▶ **REQUIRED WORK**: Which lines in the data contain the word "color"? Please copy each of them.

Source records:
##############################

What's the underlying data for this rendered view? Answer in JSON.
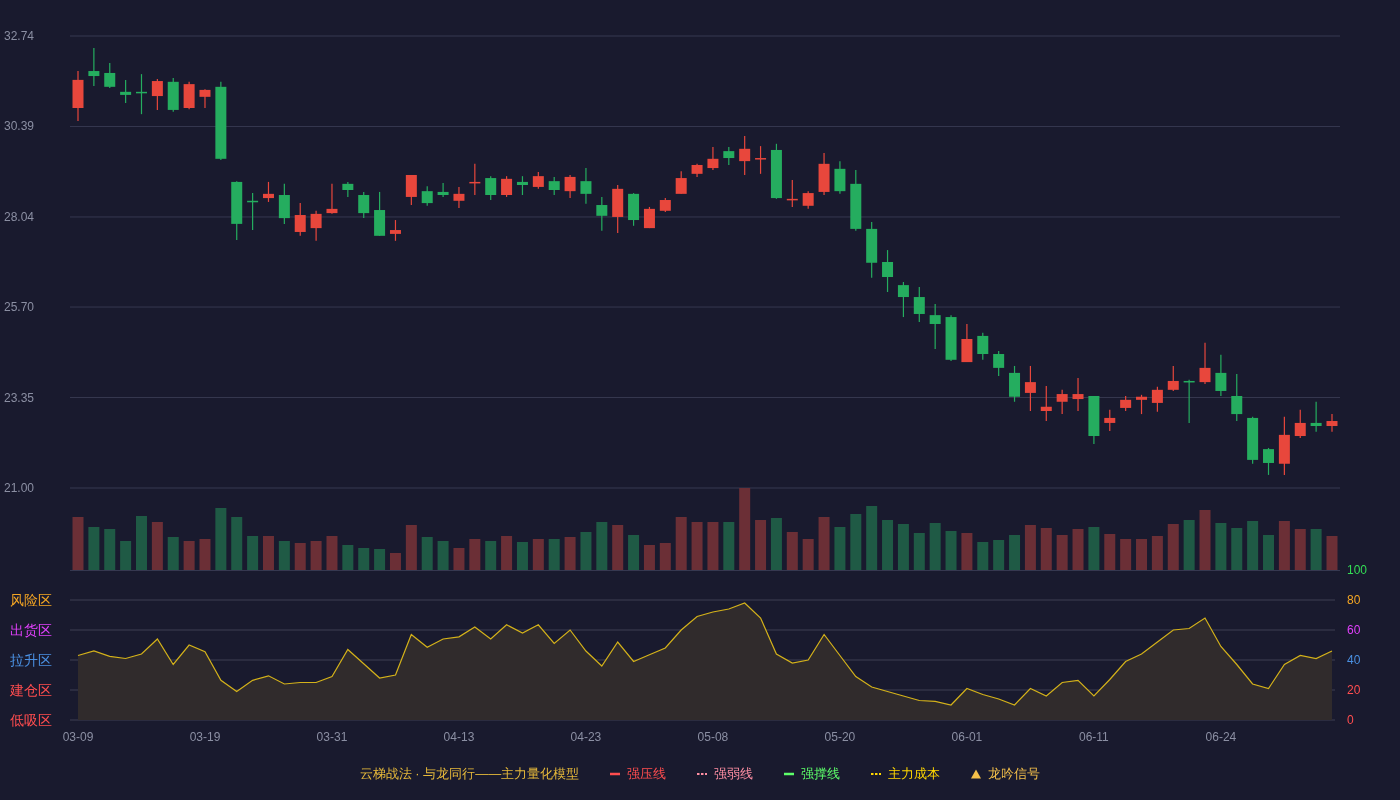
{
  "price_chart": {
    "chart_data": {
      "type": "candlestick",
      "grid": true,
      "ylim": [
        21.0,
        32.74
      ],
      "yticks": [
        {
          "value": 32.74,
          "label": "32.74"
        },
        {
          "value": 30.39,
          "label": "30.39"
        },
        {
          "value": 28.04,
          "label": "28.04"
        },
        {
          "value": 25.7,
          "label": "25.70"
        },
        {
          "value": 23.35,
          "label": "23.35"
        },
        {
          "value": 21.0,
          "label": "21.00"
        }
      ],
      "categories": [
        null,
        null,
        null,
        null,
        null,
        null,
        null,
        null,
        null,
        null,
        null,
        null,
        null,
        null,
        null,
        null,
        null,
        null,
        null,
        null,
        null,
        null,
        null,
        null,
        null,
        null,
        null,
        null,
        null,
        null,
        null,
        null,
        null,
        null,
        null,
        null,
        null,
        null,
        null,
        null,
        null,
        null,
        null,
        null,
        null,
        null,
        null,
        null,
        null,
        null,
        null,
        null,
        null,
        null,
        null,
        null,
        null,
        null,
        null,
        null,
        null,
        null,
        null,
        null,
        null,
        null,
        null,
        null,
        null,
        null,
        null,
        null,
        null,
        null,
        null,
        null,
        null,
        null,
        null,
        null
      ],
      "ohlc": [
        [
          30.87,
          31.83,
          30.53,
          31.6
        ],
        [
          31.83,
          32.43,
          31.44,
          31.7
        ],
        [
          31.78,
          32.04,
          31.39,
          31.42
        ],
        [
          31.29,
          31.6,
          31.0,
          31.21
        ],
        [
          31.29,
          31.75,
          30.71,
          31.26
        ],
        [
          31.18,
          31.62,
          30.82,
          31.57
        ],
        [
          31.55,
          31.65,
          30.77,
          30.82
        ],
        [
          30.87,
          31.55,
          30.84,
          31.49
        ],
        [
          31.16,
          31.36,
          30.87,
          31.34
        ],
        [
          31.42,
          31.55,
          29.52,
          29.55
        ],
        [
          28.95,
          28.97,
          27.44,
          27.86
        ],
        [
          28.46,
          28.66,
          27.7,
          28.43
        ],
        [
          28.53,
          28.95,
          28.43,
          28.64
        ],
        [
          28.61,
          28.9,
          27.86,
          28.01
        ],
        [
          27.65,
          28.4,
          27.55,
          28.09
        ],
        [
          27.75,
          28.2,
          27.42,
          28.12
        ],
        [
          28.14,
          28.9,
          28.12,
          28.25
        ],
        [
          28.9,
          28.95,
          28.56,
          28.74
        ],
        [
          28.61,
          28.69,
          28.01,
          28.14
        ],
        [
          28.22,
          28.69,
          27.55,
          27.55
        ],
        [
          27.6,
          27.96,
          27.42,
          27.7
        ],
        [
          28.56,
          29.13,
          28.35,
          29.13
        ],
        [
          28.71,
          28.84,
          28.33,
          28.4
        ],
        [
          28.69,
          28.92,
          28.56,
          28.61
        ],
        [
          28.46,
          28.82,
          28.27,
          28.64
        ],
        [
          28.92,
          29.42,
          28.61,
          28.95
        ],
        [
          29.05,
          29.1,
          28.48,
          28.61
        ],
        [
          28.61,
          29.1,
          28.56,
          29.03
        ],
        [
          28.95,
          29.1,
          28.61,
          28.87
        ],
        [
          28.82,
          29.21,
          28.77,
          29.1
        ],
        [
          28.97,
          29.08,
          28.61,
          28.74
        ],
        [
          28.71,
          29.13,
          28.53,
          29.08
        ],
        [
          28.97,
          29.31,
          28.38,
          28.64
        ],
        [
          28.35,
          28.56,
          27.68,
          28.07
        ],
        [
          28.04,
          28.87,
          27.62,
          28.77
        ],
        [
          28.64,
          28.66,
          27.81,
          27.96
        ],
        [
          27.75,
          28.3,
          27.75,
          28.25
        ],
        [
          28.2,
          28.53,
          28.17,
          28.48
        ],
        [
          28.64,
          29.23,
          28.64,
          29.05
        ],
        [
          29.16,
          29.42,
          29.08,
          29.39
        ],
        [
          29.31,
          29.86,
          29.26,
          29.55
        ],
        [
          29.75,
          29.86,
          29.39,
          29.57
        ],
        [
          29.49,
          30.14,
          29.13,
          29.81
        ],
        [
          29.55,
          29.88,
          29.16,
          29.57
        ],
        [
          29.78,
          29.94,
          28.51,
          28.53
        ],
        [
          28.48,
          29.0,
          28.3,
          28.51
        ],
        [
          28.33,
          28.71,
          28.25,
          28.66
        ],
        [
          28.69,
          29.7,
          28.61,
          29.42
        ],
        [
          29.29,
          29.49,
          28.64,
          28.71
        ],
        [
          28.9,
          29.26,
          27.68,
          27.73
        ],
        [
          27.73,
          27.91,
          26.46,
          26.85
        ],
        [
          26.87,
          27.18,
          26.09,
          26.48
        ],
        [
          26.27,
          26.35,
          25.44,
          25.96
        ],
        [
          25.96,
          26.22,
          25.31,
          25.52
        ],
        [
          25.49,
          25.78,
          24.61,
          25.26
        ],
        [
          25.44,
          25.49,
          24.3,
          24.33
        ],
        [
          24.27,
          25.26,
          24.27,
          24.87
        ],
        [
          24.95,
          25.03,
          24.33,
          24.48
        ],
        [
          24.48,
          24.56,
          23.91,
          24.12
        ],
        [
          23.99,
          24.17,
          23.24,
          23.37
        ],
        [
          23.47,
          24.17,
          23.0,
          23.75
        ],
        [
          23.0,
          23.65,
          22.74,
          23.11
        ],
        [
          23.24,
          23.55,
          22.92,
          23.44
        ],
        [
          23.31,
          23.86,
          23.0,
          23.44
        ],
        [
          23.39,
          23.39,
          22.14,
          22.35
        ],
        [
          22.69,
          23.03,
          22.48,
          22.82
        ],
        [
          23.08,
          23.39,
          23.0,
          23.29
        ],
        [
          23.29,
          23.42,
          22.92,
          23.37
        ],
        [
          23.21,
          23.63,
          22.98,
          23.55
        ],
        [
          23.55,
          24.17,
          23.52,
          23.78
        ],
        [
          23.78,
          23.81,
          22.69,
          23.75
        ],
        [
          23.75,
          24.77,
          23.7,
          24.12
        ],
        [
          23.99,
          24.46,
          23.39,
          23.52
        ],
        [
          23.39,
          23.96,
          22.74,
          22.92
        ],
        [
          22.82,
          22.85,
          21.63,
          21.73
        ],
        [
          22.01,
          22.04,
          21.34,
          21.65
        ],
        [
          21.63,
          22.85,
          21.34,
          22.38
        ],
        [
          22.35,
          23.03,
          22.3,
          22.69
        ],
        [
          22.69,
          23.24,
          22.46,
          22.61
        ],
        [
          22.61,
          22.92,
          22.46,
          22.74
        ]
      ]
    }
  },
  "indicator_chart": {
    "zones": [
      {
        "label": "风险区",
        "color": "#f5a623"
      },
      {
        "label": "出货区",
        "color": "#e040fb"
      },
      {
        "label": "拉升区",
        "color": "#4a90e2"
      },
      {
        "label": "建仓区",
        "color": "#ff4d4f"
      },
      {
        "label": "低吸区",
        "color": "#ff4d4f"
      }
    ],
    "chart_data": {
      "type": "area",
      "grid": true,
      "ylim": [
        0,
        100
      ],
      "categories": [
        "03-09",
        null,
        null,
        null,
        null,
        null,
        null,
        null,
        "03-19",
        null,
        null,
        null,
        null,
        null,
        null,
        null,
        "03-31",
        null,
        null,
        null,
        null,
        null,
        null,
        null,
        "04-13",
        null,
        null,
        null,
        null,
        null,
        null,
        null,
        "04-23",
        null,
        null,
        null,
        null,
        null,
        null,
        null,
        "05-08",
        null,
        null,
        null,
        null,
        null,
        null,
        null,
        "05-20",
        null,
        null,
        null,
        null,
        null,
        null,
        null,
        "06-01",
        null,
        null,
        null,
        null,
        null,
        null,
        null,
        "06-11",
        null,
        null,
        null,
        null,
        null,
        null,
        null,
        "06-24",
        null,
        null,
        null,
        null,
        null,
        null,
        null
      ],
      "yticks": [
        {
          "value": 100,
          "label": "100"
        },
        {
          "value": 80,
          "label": "80"
        },
        {
          "value": 60,
          "label": "60"
        },
        {
          "value": 40,
          "label": "40"
        },
        {
          "value": 20,
          "label": "20"
        },
        {
          "value": 0,
          "label": "0"
        }
      ],
      "series": [
        {
          "color": "#d4b21a",
          "values": [
            43,
            46,
            42.5,
            41,
            44,
            54,
            37,
            50,
            45.5,
            26.5,
            19,
            26.5,
            29.5,
            24,
            25,
            25,
            29,
            47,
            37.5,
            28,
            30,
            57,
            48.5,
            54,
            55.5,
            62,
            54,
            63.5,
            58,
            63.5,
            51,
            60,
            46,
            36,
            52,
            39,
            43.5,
            48,
            60,
            69,
            72,
            74,
            78,
            68,
            44,
            38,
            40,
            57,
            43,
            29,
            22,
            19,
            16,
            13,
            12.5,
            10,
            21,
            17,
            14,
            10,
            21,
            16,
            25,
            26.5,
            16,
            27,
            39,
            44,
            52,
            60,
            61,
            68,
            49,
            37,
            24,
            21,
            37,
            43,
            41,
            46
          ]
        }
      ]
    }
  },
  "legend": {
    "title": "云梯战法 · 与龙同行——主力量化模型",
    "items": [
      {
        "kind": "line",
        "label": "强压线",
        "color": "#ff4d4f"
      },
      {
        "kind": "dashed",
        "label": "强弱线",
        "color": "#ff8fa3"
      },
      {
        "kind": "line",
        "label": "强撑线",
        "color": "#5dff6a"
      },
      {
        "kind": "dashed",
        "label": "主力成本",
        "color": "#ffd700"
      },
      {
        "kind": "triangle",
        "label": "龙吟信号",
        "color": "#f5c04a"
      }
    ]
  }
}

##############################

▶ **SOLUTION TO THE EXERCISE**:
        "color": "#f5a623"
        "color": "#e040fb"
        "color": "#4a90e2"
        "color": "#ff4d4f"
        "color": "#ff4d4f"
          "color": "#d4b21a",
        "color": "#ff4d4f"
        "color": "#ff8fa3"
        "color": "#5dff6a"
        "color": "#ffd700"
        "color": "#f5c04a"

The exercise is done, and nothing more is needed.